By accurately measuring latency and understanding its impact, we can strive to improve digital connections and data transmission. In the next section, let us explore various techniques for reducing latency and enhancing overall user experience.

Section Transition: Understanding the impacts of latency allows us to delve into strategies for mitigating its effects on digital connectivity and data transmission.

Impacts of Latency

In the previous section, we explored the concept of latency and its significance in digital connections and data transmission. Now, let us delve into various strategies employed to minimize latency and enhance overall system performance.

One example demonstrating the impact of reducing latency is in online gaming. Imagine a competitive multiplayer game where split-second decisions can determine victory or defeat. In such scenarios, even a slight delay caused by high latency can lead to frustration among players and compromise their gameplay experience. To address this issue, developers have implemented several techniques:

  • Data compression: By compressing data before sending it over the network, developers can reduce the amount of information that needs to be transmitted, thereby minimizing latency.
  • Caching: Storing frequently accessed data closer to users allows for quicker retrieval and reduces the time required for round-trip communication.
  • Content delivery networks (CDNs): CDNs distribute content across multiple servers geographically located near end-users. This approach ensures faster access to resources by minimizing physical distance and network congestion.
  • Edge computing: Moving computational processes closer to end-users helps decrease latency by reducing the distance data must travel between devices and centralized servers.
  • Frustration caused by lag during real-time video calls with loved ones.
  • Disappointment stemming from slow-loading websites when seeking critical information.
  • Impatience experienced while waiting for files to download or upload due to high latency.
  • Annoyance arising from delays in receiving real-time updates during financial transactions.

Additionally, we present a three-column table highlighting different methods used to reduce latency:

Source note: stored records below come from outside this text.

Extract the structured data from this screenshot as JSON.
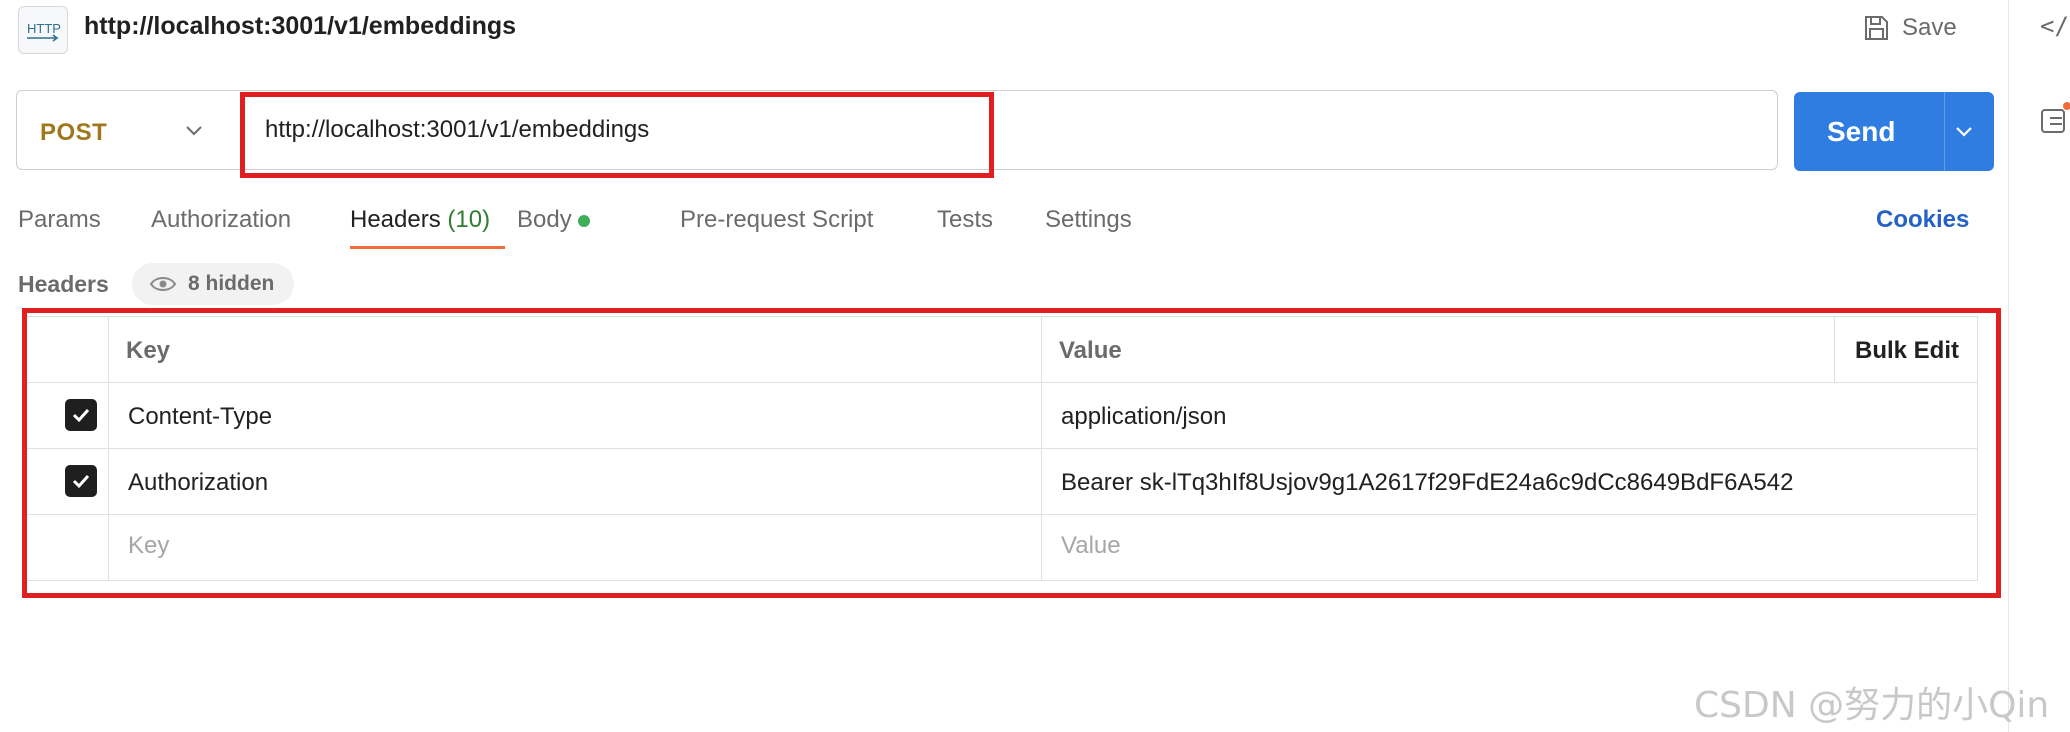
{
  "header": {
    "title": "http://localhost:3001/v1/embeddings",
    "http_icon_text": "HTTP",
    "save_label": "Save"
  },
  "request": {
    "method": "POST",
    "method_color": "#a0781c",
    "url": "http://localhost:3001/v1/embeddings",
    "send_label": "Send",
    "send_color": "#2f7de1"
  },
  "tabs": [
    {
      "label": "Params"
    },
    {
      "label": "Authorization"
    },
    {
      "label": "Headers",
      "count": "(10)",
      "active": true
    },
    {
      "label": "Body",
      "has_content_dot": true
    },
    {
      "label": "Pre-request Script"
    },
    {
      "label": "Tests"
    },
    {
      "label": "Settings"
    }
  ],
  "cookies_label": "Cookies",
  "headers_section": {
    "title": "Headers",
    "hidden_label": "8 hidden"
  },
  "table": {
    "columns": {
      "key": "Key",
      "value": "Value",
      "bulk_edit": "Bulk Edit"
    },
    "rows": [
      {
        "checked": true,
        "key": "Content-Type",
        "value": "application/json"
      },
      {
        "checked": true,
        "key": "Authorization",
        "value": "Bearer sk-lTq3hIf8Usjov9g1A2617f29FdE24a6c9dCc8649BdF6A542"
      }
    ],
    "placeholder": {
      "key": "Key",
      "value": "Value"
    }
  },
  "watermark": "CSDN @努力的小Qin",
  "highlight_color": "#e02020",
  "icons": [
    "http-icon",
    "save-icon",
    "code-icon",
    "chevron-down-icon",
    "eye-icon",
    "checkbox-checked-icon"
  ]
}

Method Description Example
Data Compression Reduces file size through encoding techniques without compromising essential information Compressing image files using lossless formats
Caching Stores frequently accessed data closer to users, allowing for quicker retrieval Browser caching of website resources
Content Delivery Networks (CDNs) Distributes content across multiple servers geographically located near end-users Using a CDN service for streaming video
Edge Computing Moves computational processes closer to end-users, minimizing the distance data must travel Running AI algorithms on local devices

In summary, reducing latency is crucial in various fields, including online gaming, communication systems, and web browsing. Employing techniques such as data compression, caching, CDNs, and edge computing can significantly enhance user experiences by minimizing delays. By incorporating these strategies into digital systems and networks, we can mitigate the negative effects of latency and create smoother interactions between users and technology.